On care: Future Scenarios

Congratulations, you’ve made it to retirement age, and without a pension or investment plan, you’ll have to hack your way through your golden years like you did your youth. Have no fear, with a little bit of innovative thinking and peer collaboration, you can seamlessly cruise through your elder dementia in style!


Many precarious workers do manage to make it to retirement, and it just might happen to you. Some Americans have turned to “outsourcing eldercare” by shipping their parents off to India, to live like a Maharaja on $2000/month. In Japan, the film “Mezon do Himiko” tells the story of a retirement home for elderly transvestites and homosexuals. They managed to fund their retirement from a successful Tokyo nightclub and wealthy donors.


But are Ledgestriders™ so well prepared for their retirement? Do you really think people will want to read your funding applications when you’re wearing a diaper? It’s time to start exploring options for people who aren’t part of the rank and file society before it’s too late.


But you are now 96 years old and your robotic care assistant accidentally sucked up your dentures into the opensource vacuum cleaner because the IoT fridge and stove were chatting away and inadvertently knocked the robot offline.


It’s really not a problem because a neighbour in your HackGrace has a 3D printer and (after downloading a free 3D file off Thingiverse) you manage to print a new set of teeth. Unfortunately, they are not the right size and you wind up gumming your food at that evening’s Disco Soup event, getting chunks of organic radish all over your sustainable milk-fiber bib. Since your robotic helper is on the fritz, you decide to wash yourself off in the hipster bathing facility but slip and break your hip.


Again, your mates have this problem covered and start using 3D printed bones to grow you a new leg. Unfortunately, the operation doesn’t go well and you get an infection, however, there is a cure for those with sufficient computational capacity: you can manufacture your own patent-free medicine based on your individual DNA.


Hooray! You win! you have advanced to the next level of retirement: that of constantly badgering your kids to come and visit you! But not everyone will be so lucky in the future, so it is time to explore the different possibilities that can be made to exist for people outside the “system”.

  • What options are there? How will this be financed?
  • What can/will the state do?
  • Private corps? What technological solutions will there be?

Soon we’ll be exploring the different options that exist or will exist and extending the conversation to experts in specific fields to get a better picture of how the world will be when we’re old and no one loves us anymore! Over the next two years Edgeryders, Stockholm School of Economics, The City of Milan, The University of Bordeaux and WeMake are working together to:

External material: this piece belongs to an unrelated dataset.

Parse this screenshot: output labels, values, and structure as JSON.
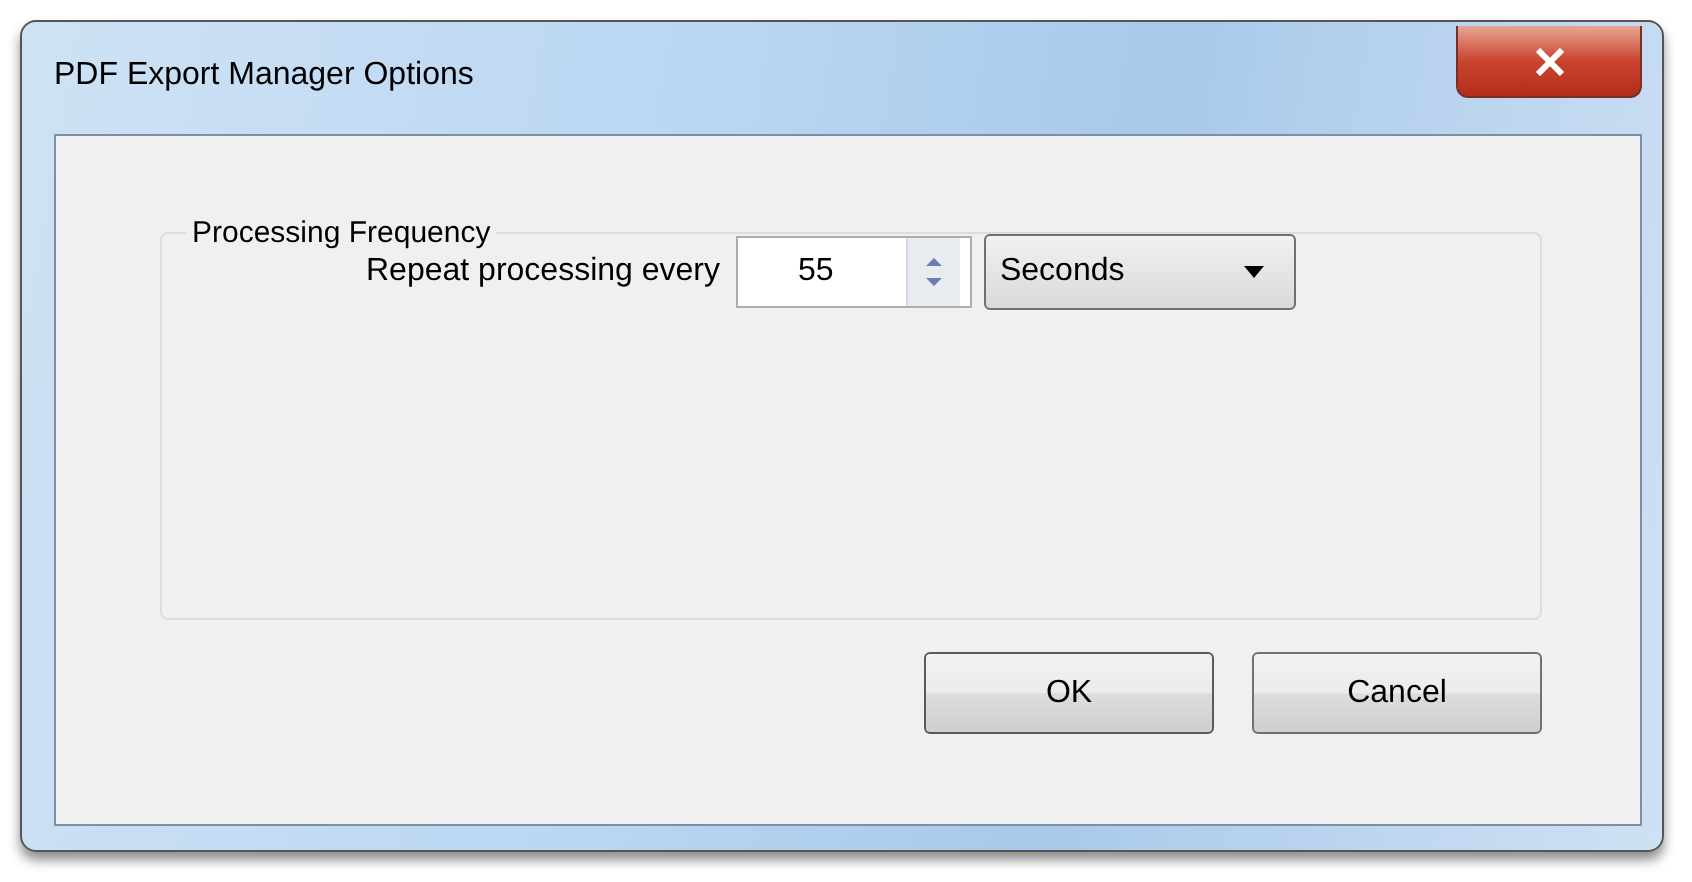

  • collect experiences of community-driven care services
  • validate them through open discussion, both online and offline.
  • augment them with state-of-the-art maker technology (3D printing, laser cutting, biohacking…)
  • combine everything we learn into the design and prototype of next generation community-driven care services.

This is way too ambitious for us to do alone, so we’ll do it with everybody, leveraging collective intelligence. The whole process will be – and stay – open to anyone who wants to participate. We are working on a social contract to acknowledge each and every contribution, and will not make participants into a crowd of rightless volunteers.

Care is deeply human. Everyone has firsthand experience of it. Even those if us who are not doctors or nurses or caregivers are occasionally patients (even doctors!); we all have first-hand experience of giving and receiving care. So, everyone is welcome to join the conversation and the building of subsequent prototypes.

Want to get involved? Great! Getting started is easy. Just pick one of the challenges and go for it here.

Welcome to the Internet of Humans!

Text adapted from an editorial piece commission from Jeffrey Andreoni.